Student culture at American universities can be described as a “work hard, play hard” culture. Classes tend to be academically challenging with lots of homework, and many students work part-time jobs to help pay for their studies. At the same time, fraternities and university athletics are a major part of life on most American college campuses, and alcohol-fueled parties are far from unusual. Many universities in the USA have amazing facilities, both for sports and for academics. High-end labs, giant sports stadiums, indoor pools, massive libraries… all of these are a part of studying in the USA.
Most American college students live on or around campus. Their parents often live in a different city or state from the university. This first taste of independence and distance from family structures is a defining feature of university student life in the USA.

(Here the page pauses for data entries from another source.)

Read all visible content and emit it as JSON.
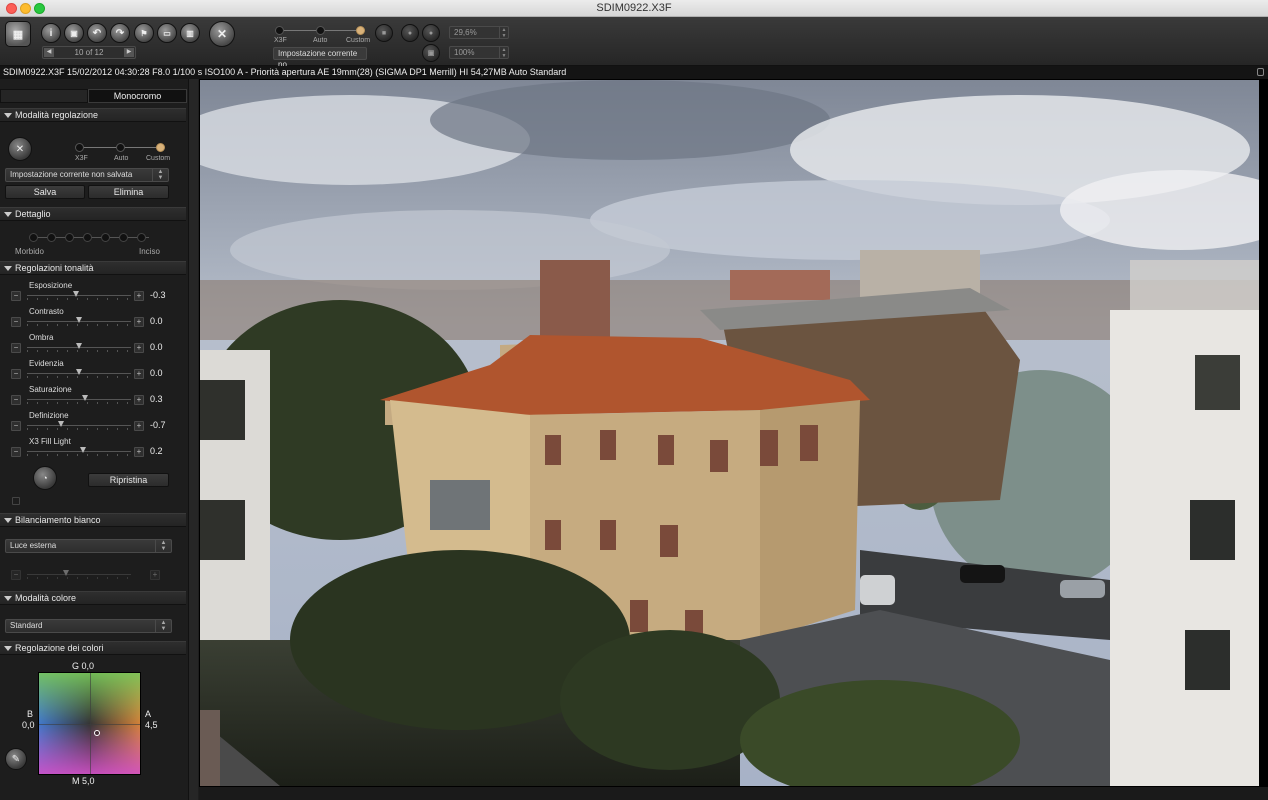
{
  "window": {
    "title": "SDIM0922.X3F"
  },
  "toolbar": {
    "counter": "10 of 12",
    "mode_labels": [
      "X3F",
      "Auto",
      "Custom"
    ],
    "preset_label": "Impostazione corrente no",
    "zoom_percent": "29,6%",
    "zoom_full": "100%",
    "icons": [
      "grid-icon",
      "info-icon",
      "save-icon",
      "rotate-left-icon",
      "rotate-right-icon",
      "flag-icon",
      "lock-icon",
      "trash-icon",
      "sigma-logo-icon"
    ]
  },
  "infobar": {
    "text": "SDIM0922.X3F 15/02/2012 04:30:28 F8.0 1/100 s ISO100 A - Priorità apertura AE 19mm(28) (SIGMA DP1 Merrill) HI 54,27MB Auto Standard"
  },
  "sidebar": {
    "tab_label": "Monocromo",
    "sections": {
      "modalita_regolazione": "Modalità regolazione",
      "dettaglio": "Dettaglio",
      "regolazioni_tonalita": "Regolazioni tonalità",
      "bilanciamento_bianco": "Bilanciamento bianco",
      "modalita_colore": "Modalità colore",
      "regolazione_colori": "Regolazione dei colori"
    },
    "mode_labels": [
      "X3F",
      "Auto",
      "Custom"
    ],
    "preset_select": "Impostazione corrente non salvata",
    "save_label": "Salva",
    "delete_label": "Elimina",
    "detail_left": "Morbido",
    "detail_right": "Inciso",
    "adjustments": [
      {
        "name": "Esposizione",
        "value": "-0.3",
        "pos": 0.47
      },
      {
        "name": "Contrasto",
        "value": "0.0",
        "pos": 0.5
      },
      {
        "name": "Ombra",
        "value": "0.0",
        "pos": 0.5
      },
      {
        "name": "Evidenzia",
        "value": "0.0",
        "pos": 0.5
      },
      {
        "name": "Saturazione",
        "value": "0.3",
        "pos": 0.56
      },
      {
        "name": "Definizione",
        "value": "-0.7",
        "pos": 0.33
      },
      {
        "name": "X3 Fill Light",
        "value": "0.2",
        "pos": 0.54
      }
    ],
    "reset_label": "Ripristina",
    "wb_select": "Luce esterna",
    "color_mode_select": "Standard",
    "color_grid": {
      "top_label": "G",
      "top_value": "0,0",
      "left_label": "B",
      "left_value": "0,0",
      "right_label": "A",
      "right_value": "4,5",
      "bottom_label": "M",
      "bottom_value": "5,0"
    }
  }
}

Student life at other type of schools in the USA is quite different. At community colleges and vocational training schools, the culture is generally more subdued. Many of these institutions have students from 18 to 80, some with jobs and families, all with lives outside school. Most are studying for a shorter period (6 months to 2 years) in order to earn a particular qualification for work. There are no school sports teams or fraternities, and often classes take place in a single building rather than on a full campus. In such a setting, there’s less “school spirit”. Everyone’s there to get a job done.

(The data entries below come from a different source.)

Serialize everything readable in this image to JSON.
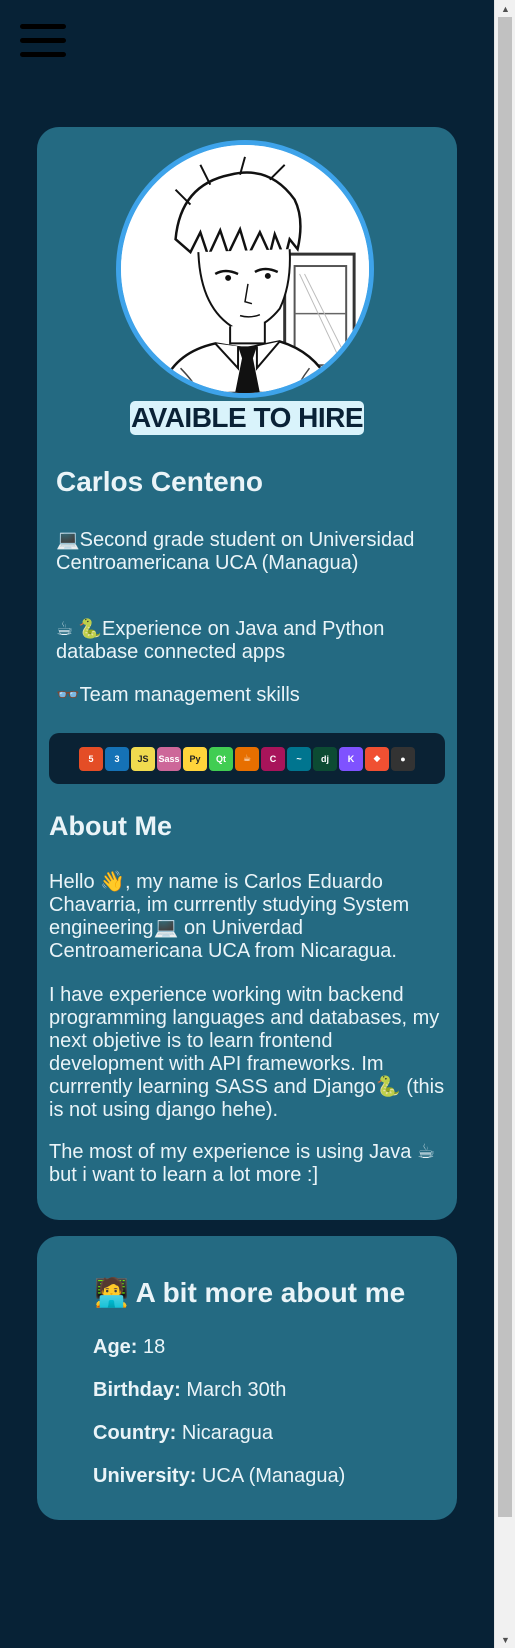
{
  "profile": {
    "hire_badge": "AVAIBLE TO HIRE",
    "name": "Carlos Centeno",
    "facts": [
      {
        "emoji": "💻",
        "text": "Second grade student on Universidad Centroamericana UCA (Managua)"
      },
      {
        "emoji": "☕ 🐍",
        "text": "Experience on Java and Python database connected apps"
      },
      {
        "emoji": "👓",
        "text": "Team management skills"
      }
    ],
    "tech_icons": [
      {
        "name": "html5-icon",
        "label": "5",
        "color": "#e44d26"
      },
      {
        "name": "css3-icon",
        "label": "3",
        "color": "#1572b6"
      },
      {
        "name": "javascript-icon",
        "label": "JS",
        "color": "#f0db4f"
      },
      {
        "name": "sass-icon",
        "label": "Sass",
        "color": "#cd6799"
      },
      {
        "name": "python-icon",
        "label": "Py",
        "color": "#ffd43b"
      },
      {
        "name": "qt-icon",
        "label": "Qt",
        "color": "#41cd52"
      },
      {
        "name": "java-icon",
        "label": "☕",
        "color": "#e76f00"
      },
      {
        "name": "c-icon",
        "label": "C",
        "color": "#a8145a"
      },
      {
        "name": "mysql-icon",
        "label": "~",
        "color": "#00758f"
      },
      {
        "name": "django-icon",
        "label": "dj",
        "color": "#0c4b33"
      },
      {
        "name": "kotlin-icon",
        "label": "K",
        "color": "#7f52ff"
      },
      {
        "name": "git-icon",
        "label": "◆",
        "color": "#f05032"
      },
      {
        "name": "github-icon",
        "label": "●",
        "color": "#333333"
      }
    ]
  },
  "about": {
    "title": "About Me",
    "paragraphs": [
      "Hello 👋, my name is Carlos Eduardo Chavarria, im currrently studying System engineering💻 on Univerdad Centroamericana UCA from Nicaragua.",
      "I have experience working witn backend programming languages and databases, my next objetive is to learn frontend development with API frameworks. Im currrently learning SASS and Django🐍 (this is not using django hehe).",
      "The most of my experience is using Java ☕ but i want to learn a lot more :]"
    ]
  },
  "more": {
    "title": "🧑‍💻 A bit more about me",
    "rows": [
      {
        "label": "Age:",
        "value": " 18"
      },
      {
        "label": "Birthday:",
        "value": " March 30th"
      },
      {
        "label": "Country:",
        "value": " Nicaragua"
      },
      {
        "label": "University:",
        "value": " UCA (Managua)"
      }
    ]
  }
}
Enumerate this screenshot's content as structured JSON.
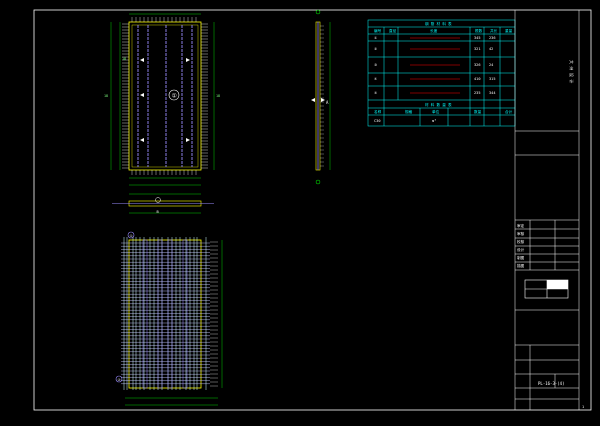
{
  "drawing": {
    "background": "#000000",
    "frame_color": "#ffffff",
    "rebar_color": "#9a8cff",
    "concrete_color": "#ffff00",
    "dimension_color": "#00ff00",
    "table_color": "#00ffff",
    "bar_red": "#ff0000"
  },
  "top_view": {
    "section_marker": "①",
    "left_dims": [
      "18",
      "18"
    ],
    "right_dims": [
      "18"
    ]
  },
  "side_view": {
    "marker": "A"
  },
  "small_section": {
    "marker": "B"
  },
  "bottom_view": {
    "markers": [
      "①",
      "②"
    ]
  },
  "rebar_table": {
    "title": "钢 筋 材 料 表",
    "header": [
      "编号",
      "直径",
      "长度",
      "根数",
      "共长",
      "重量"
    ],
    "rows": [
      {
        "no": "①",
        "len": "345",
        "cnt": "236"
      },
      {
        "no": "②",
        "len": "321",
        "cnt": "42"
      },
      {
        "no": "③",
        "len": "326",
        "cnt": "24"
      },
      {
        "no": "④",
        "len": "410",
        "cnt": "315"
      },
      {
        "no": "⑤",
        "len": "235",
        "cnt": "344"
      }
    ],
    "sub_title": "材 料 数 量 表",
    "sub_header": [
      "名称",
      "规格",
      "单位",
      "数量",
      "合计"
    ],
    "sub_row": [
      "C30",
      "",
      "m³",
      "",
      ""
    ]
  },
  "title_block": {
    "company": "大 州 设 计",
    "rows": [
      "审定",
      "审核",
      "校核",
      "设计",
      "制图",
      "描图"
    ],
    "sheet_code": "PL-16-3-(4)",
    "page_no": "1"
  }
}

Studying English in the USA is a popular choice as well, and for good reason. Americans tend to be friendly. They engage easily in conversations with strangers, which makes practicing English simple. Also, the American accent is familiar thanks to TV and movies, making it easier to understand. And life in America is comfortable from a material standpoint (perhaps even excessively comfortable).

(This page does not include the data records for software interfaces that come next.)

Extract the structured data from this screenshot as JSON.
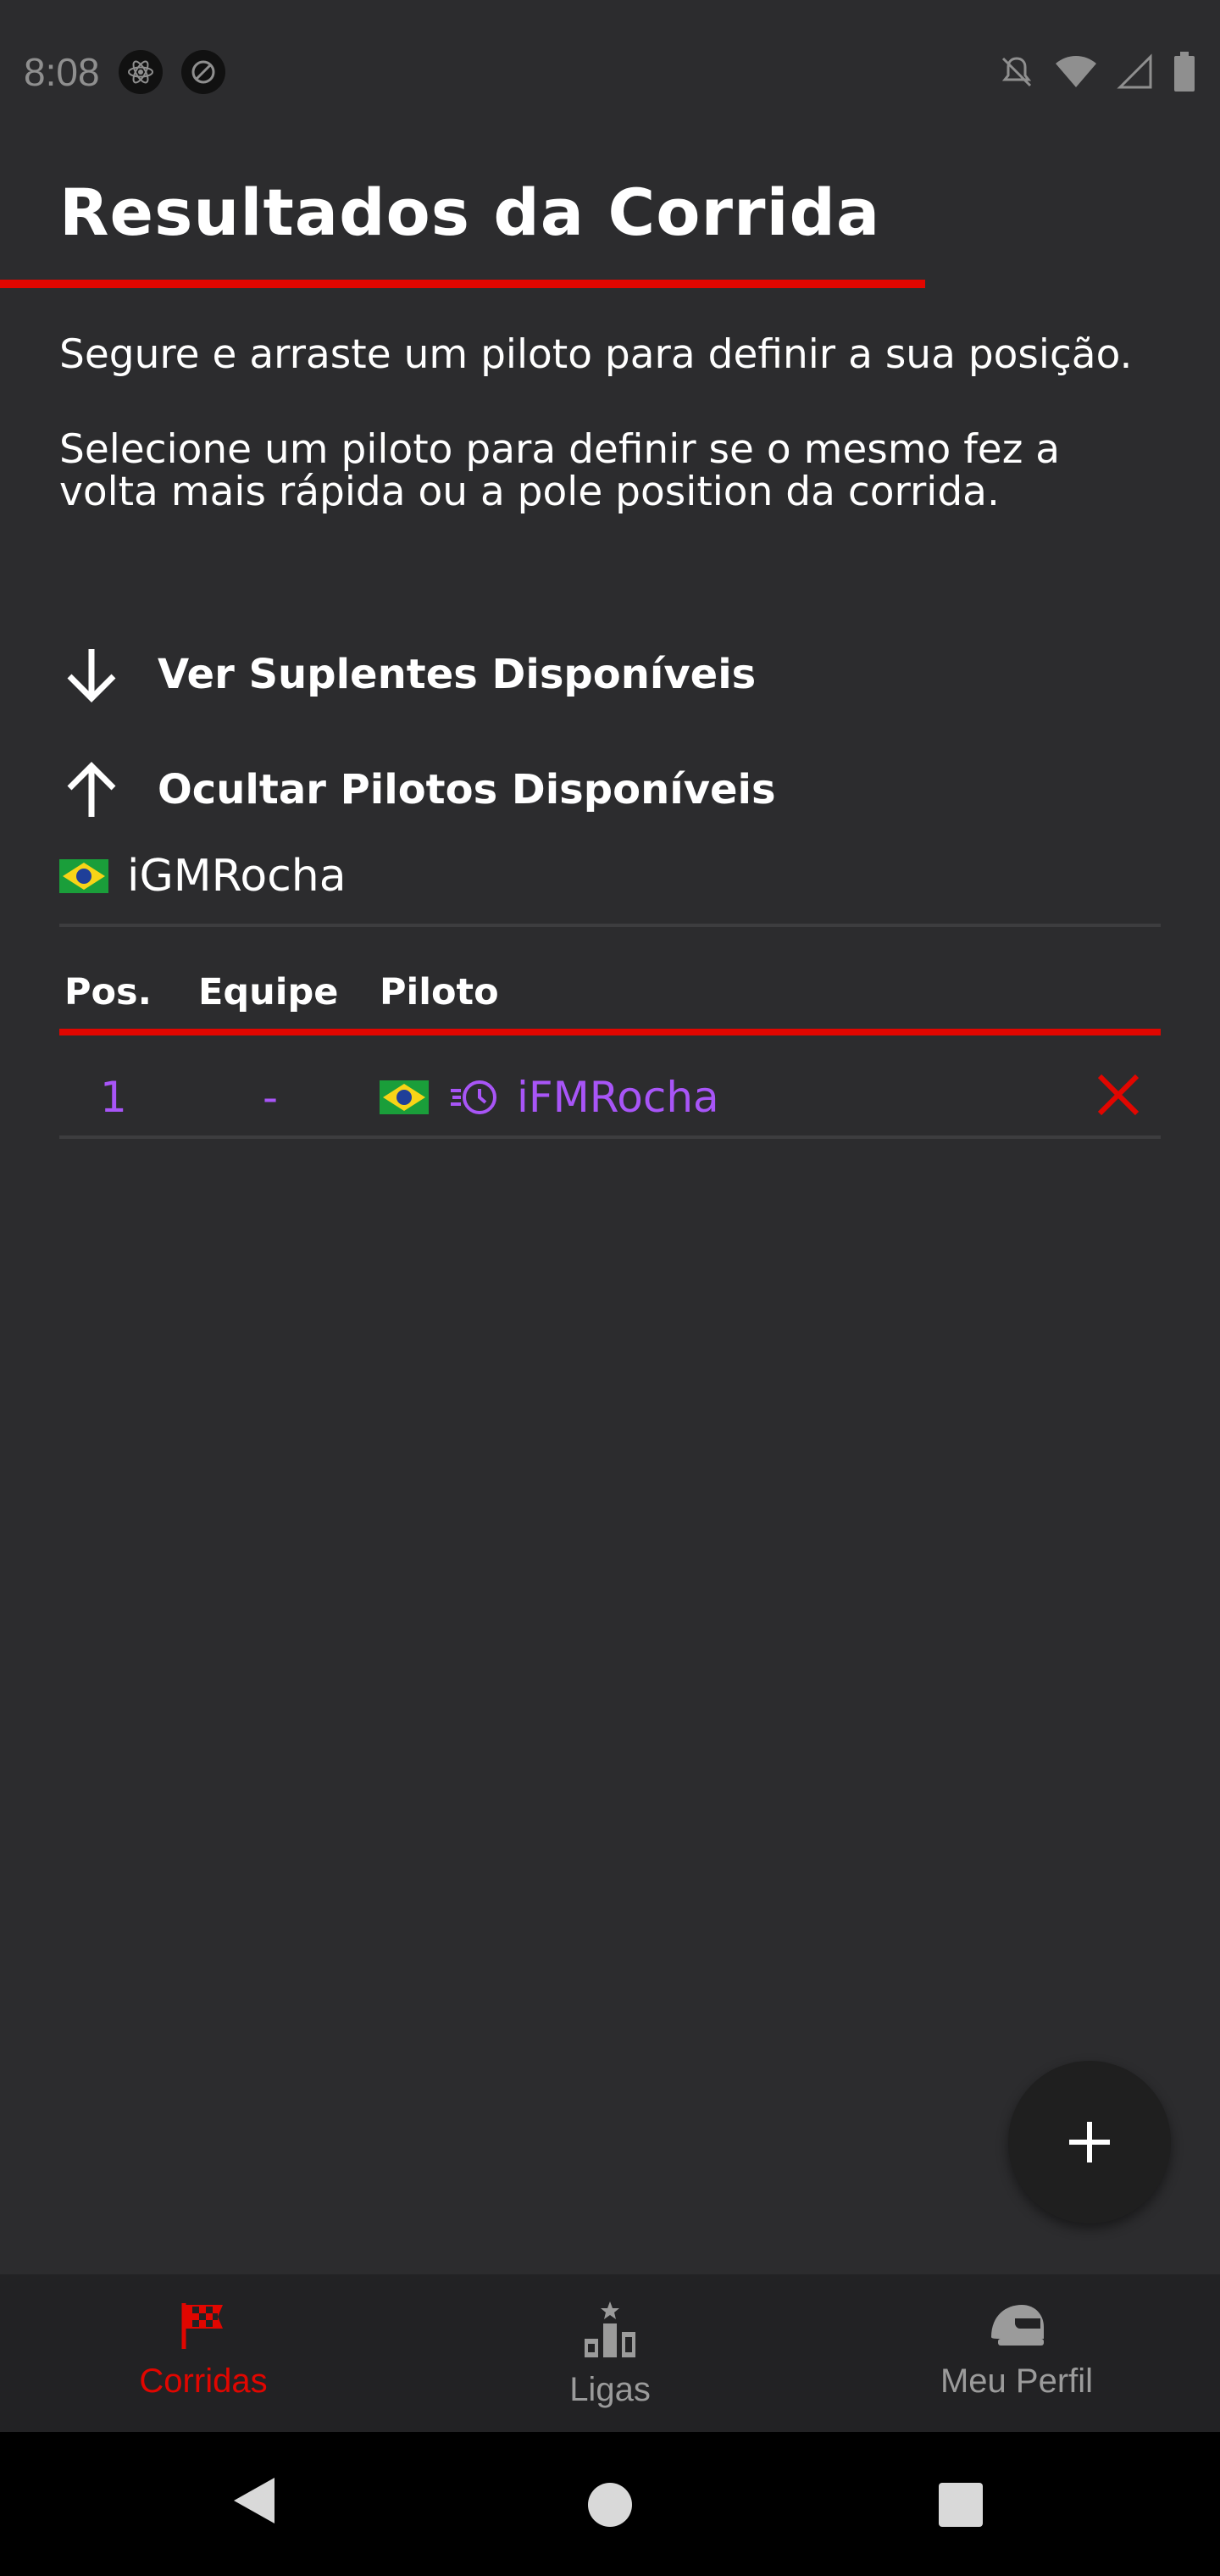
{
  "status_bar": {
    "time": "8:08"
  },
  "header": {
    "title": "Resultados da Corrida"
  },
  "instructions": {
    "line1": "Segure e arraste um piloto para definir a sua posição.",
    "line2": "Selecione um piloto para definir se o mesmo fez a volta mais rápida ou a pole position da corrida."
  },
  "toggles": {
    "substitutes_label": "Ver Suplentes Disponíveis",
    "available_label": "Ocultar Pilotos Disponíveis"
  },
  "available_drivers": [
    {
      "name": "iGMRocha",
      "flag": "brazil-flag"
    }
  ],
  "results_table": {
    "headers": {
      "pos": "Pos.",
      "team": "Equipe",
      "driver": "Piloto"
    },
    "rows": [
      {
        "pos": "1",
        "team": "-",
        "driver": "iFMRocha",
        "flag": "brazil-flag",
        "badge_icon": "fastest-lap-icon"
      }
    ]
  },
  "fab": {
    "icon": "plus-icon"
  },
  "bottom_nav": {
    "items": [
      {
        "label": "Corridas",
        "icon": "checkered-flag-icon",
        "active": true
      },
      {
        "label": "Ligas",
        "icon": "podium-icon",
        "active": false
      },
      {
        "label": "Meu Perfil",
        "icon": "helmet-icon",
        "active": false
      }
    ]
  },
  "colors": {
    "background": "#2c2c2e",
    "accent": "#e10600",
    "highlight": "#a855f7",
    "nav_background": "#222224",
    "inactive": "#9b9b9b"
  }
}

Studying in the USA, you’re likely to be confronted with perspectives that are profoundly different from your own. Despite what you see on TV, American culture, like any culture, is not always pretty. And perhaps that’s the heart of the matter: If you’re wondering what it’s like to study in the USA, the best answer is “go and see.”